* Assigned task
Report each line of the records below that holds the word "coin".

(Page and application data records)
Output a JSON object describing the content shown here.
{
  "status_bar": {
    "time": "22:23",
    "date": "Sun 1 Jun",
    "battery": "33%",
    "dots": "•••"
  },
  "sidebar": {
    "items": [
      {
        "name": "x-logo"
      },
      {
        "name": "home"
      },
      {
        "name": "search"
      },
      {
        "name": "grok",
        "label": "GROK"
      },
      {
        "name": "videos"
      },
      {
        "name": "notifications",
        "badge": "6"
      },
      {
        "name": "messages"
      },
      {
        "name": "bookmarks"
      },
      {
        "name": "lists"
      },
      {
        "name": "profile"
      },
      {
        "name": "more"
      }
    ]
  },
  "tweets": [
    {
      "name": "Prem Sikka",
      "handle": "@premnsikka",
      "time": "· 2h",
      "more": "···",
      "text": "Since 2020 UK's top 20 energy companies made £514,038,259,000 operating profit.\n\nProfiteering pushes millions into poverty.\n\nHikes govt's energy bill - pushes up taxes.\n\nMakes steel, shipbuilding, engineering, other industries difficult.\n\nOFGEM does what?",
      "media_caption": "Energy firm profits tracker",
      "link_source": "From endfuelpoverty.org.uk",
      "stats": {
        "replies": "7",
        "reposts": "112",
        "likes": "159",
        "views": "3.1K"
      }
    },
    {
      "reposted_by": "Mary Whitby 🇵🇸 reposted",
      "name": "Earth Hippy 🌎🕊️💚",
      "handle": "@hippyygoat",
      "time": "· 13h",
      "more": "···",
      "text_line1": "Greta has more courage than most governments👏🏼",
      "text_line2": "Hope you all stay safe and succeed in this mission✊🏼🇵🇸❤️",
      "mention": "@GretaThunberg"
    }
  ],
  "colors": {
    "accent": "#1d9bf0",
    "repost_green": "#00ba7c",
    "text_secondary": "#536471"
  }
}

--

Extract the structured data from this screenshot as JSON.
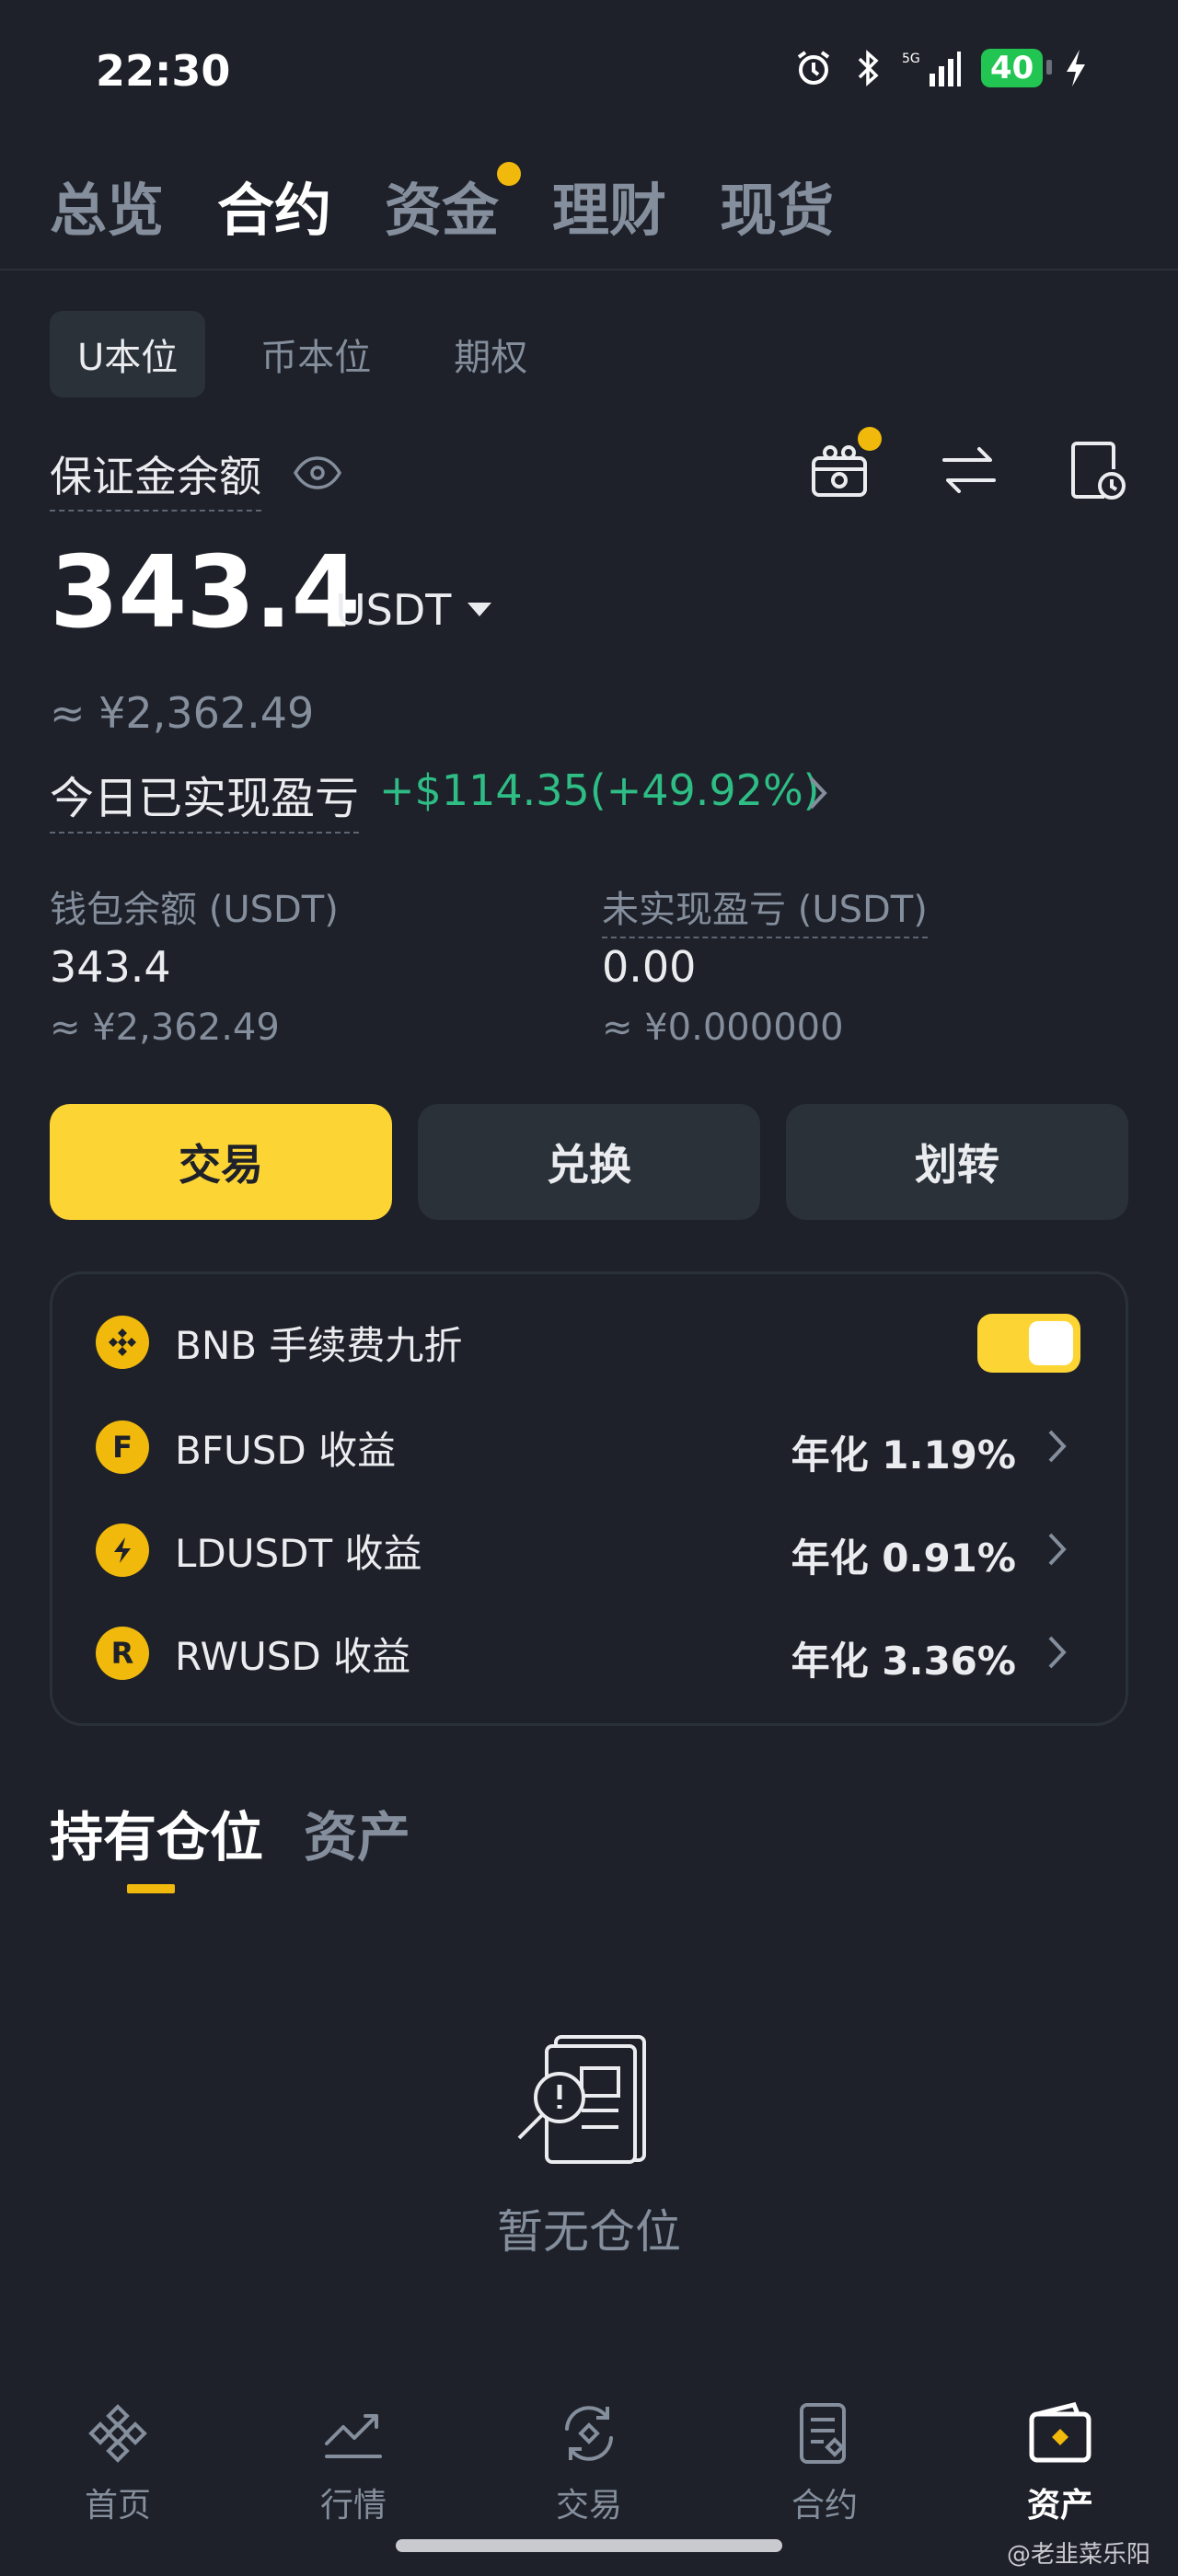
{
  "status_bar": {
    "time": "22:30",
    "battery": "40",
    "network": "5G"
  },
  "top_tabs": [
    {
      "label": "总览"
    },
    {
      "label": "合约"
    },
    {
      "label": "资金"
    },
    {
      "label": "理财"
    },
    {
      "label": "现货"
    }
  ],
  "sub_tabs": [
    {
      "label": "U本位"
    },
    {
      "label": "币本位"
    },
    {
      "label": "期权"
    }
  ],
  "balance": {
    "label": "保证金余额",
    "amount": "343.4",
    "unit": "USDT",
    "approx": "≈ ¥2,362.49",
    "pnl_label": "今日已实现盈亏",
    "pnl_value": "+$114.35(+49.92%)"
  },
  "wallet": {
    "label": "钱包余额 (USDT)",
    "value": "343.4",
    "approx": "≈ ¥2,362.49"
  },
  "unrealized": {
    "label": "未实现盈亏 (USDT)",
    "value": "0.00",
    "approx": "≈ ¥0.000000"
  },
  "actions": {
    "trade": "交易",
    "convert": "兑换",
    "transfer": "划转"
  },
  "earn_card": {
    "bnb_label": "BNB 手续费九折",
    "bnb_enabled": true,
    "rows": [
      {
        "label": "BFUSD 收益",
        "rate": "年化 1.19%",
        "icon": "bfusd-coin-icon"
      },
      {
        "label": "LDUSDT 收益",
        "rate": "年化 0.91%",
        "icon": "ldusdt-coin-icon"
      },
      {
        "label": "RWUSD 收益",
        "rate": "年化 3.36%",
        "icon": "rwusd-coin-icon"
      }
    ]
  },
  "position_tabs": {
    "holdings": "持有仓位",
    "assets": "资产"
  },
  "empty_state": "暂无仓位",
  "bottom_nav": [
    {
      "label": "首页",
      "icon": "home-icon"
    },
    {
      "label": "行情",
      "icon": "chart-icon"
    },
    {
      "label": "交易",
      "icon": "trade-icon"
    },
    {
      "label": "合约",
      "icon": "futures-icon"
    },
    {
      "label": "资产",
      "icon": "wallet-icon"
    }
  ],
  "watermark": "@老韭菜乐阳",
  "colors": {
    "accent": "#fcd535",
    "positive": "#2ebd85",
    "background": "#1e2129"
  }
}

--

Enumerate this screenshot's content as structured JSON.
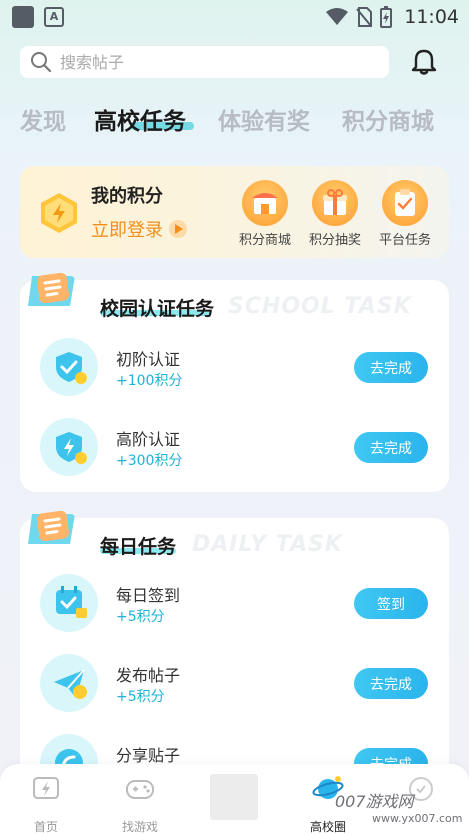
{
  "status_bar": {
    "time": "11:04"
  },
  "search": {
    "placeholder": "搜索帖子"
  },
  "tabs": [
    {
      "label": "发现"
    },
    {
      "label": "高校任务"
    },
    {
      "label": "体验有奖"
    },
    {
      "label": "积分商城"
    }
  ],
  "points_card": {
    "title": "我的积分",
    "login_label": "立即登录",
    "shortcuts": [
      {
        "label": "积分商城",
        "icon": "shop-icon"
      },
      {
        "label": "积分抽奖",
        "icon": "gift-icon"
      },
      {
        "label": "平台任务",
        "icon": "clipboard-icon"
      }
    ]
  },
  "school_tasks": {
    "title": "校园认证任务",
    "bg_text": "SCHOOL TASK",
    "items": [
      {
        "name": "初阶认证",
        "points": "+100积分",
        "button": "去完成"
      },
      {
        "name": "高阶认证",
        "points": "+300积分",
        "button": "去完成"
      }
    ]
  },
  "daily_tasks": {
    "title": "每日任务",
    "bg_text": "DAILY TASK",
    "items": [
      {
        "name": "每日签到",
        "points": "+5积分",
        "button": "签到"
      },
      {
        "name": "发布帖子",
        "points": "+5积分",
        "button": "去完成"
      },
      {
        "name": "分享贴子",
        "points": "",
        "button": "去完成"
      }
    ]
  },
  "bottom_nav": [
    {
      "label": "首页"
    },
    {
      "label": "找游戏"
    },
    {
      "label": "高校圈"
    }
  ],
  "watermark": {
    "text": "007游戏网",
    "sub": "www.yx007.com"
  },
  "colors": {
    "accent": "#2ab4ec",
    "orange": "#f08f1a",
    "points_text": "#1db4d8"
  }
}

* Solution
        "icon": "bfusd-coin-icon"
        "icon": "ldusdt-coin-icon"
        "icon": "rwusd-coin-icon"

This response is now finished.